Of the 34 lots, only a Picabia and an Arp were bought in.
The faces were mainly those of artists and poets as diverse as Leon Battista Alberti, Francis Picabia, and Guillaume Apollinaire; but also included, for instance, was Michelangelo's Cumaean Sibyl.
Francis Picabia: Our Heads Are Round so Our Thoughts Can Change Direction
In Relache, his final work, a lifelong interest in sound, movement, text, and visual imagery was synthesised, culminating in Francis Picabia and Rene Clair's Entfacte.
"For me, the Dada era began the day I met Picabia," said the French painter and Dadaist Gabrielle Buffet, whose well-to-do background contrasts with Hennings's impoverished life.
It also describes the work of Hugo Ball, Tristan Tzara, Raoul Hausmann, Kurt Schwitters, Francis Picabia, Max Ernst, L[sz]szl Moholy-Nagy, Hans Arp, Johannes Baader, Richard Huelsenbeck, El Lissitzky, and others, and ends with discussion of Dadaism's influence on later individuals and groups like William S.

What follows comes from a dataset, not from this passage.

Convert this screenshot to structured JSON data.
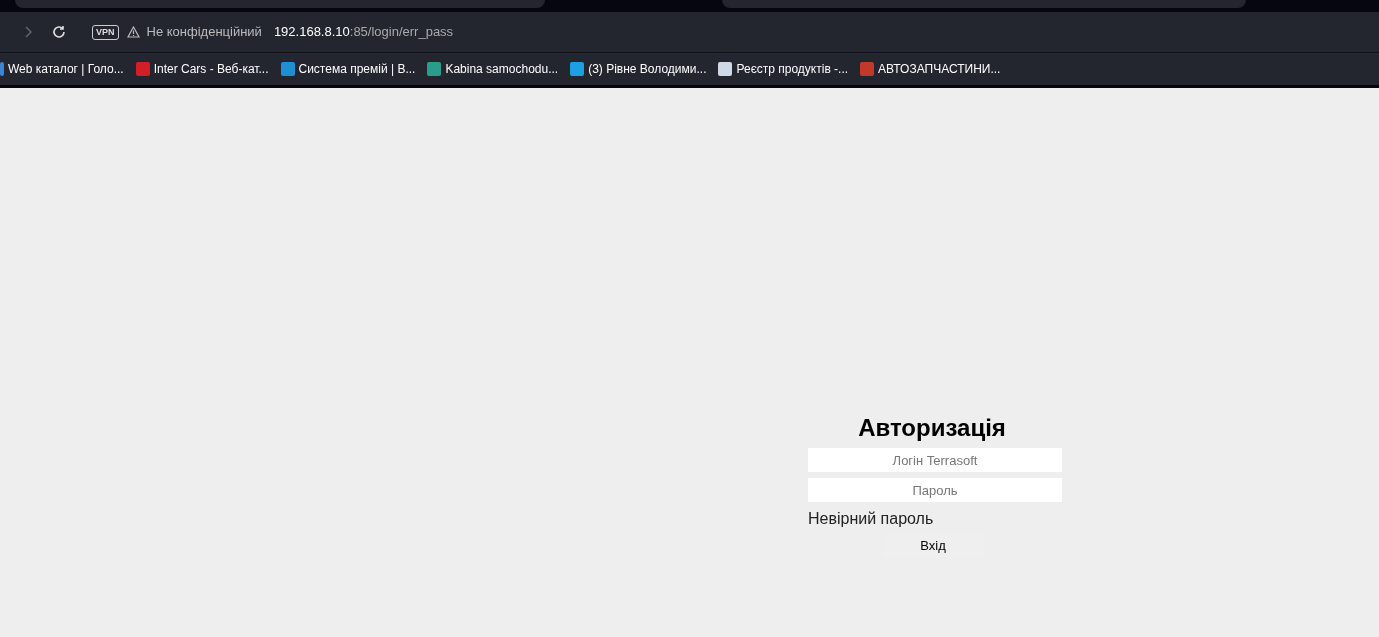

In 1962 Szeemann had completed a catalogue of Francoise Picabia's work, and in 1965 he presented the first major retrospective of Duchamp's readymades.
De Casseres mentioned Eduard von Hartmann, the German philosopher and author of the Philosophy of the Unconscious, (1869), William James, the psychologist, and Francis Picabia, the artist, as being in the vanguard of the movement to reaffirm the irrational in life.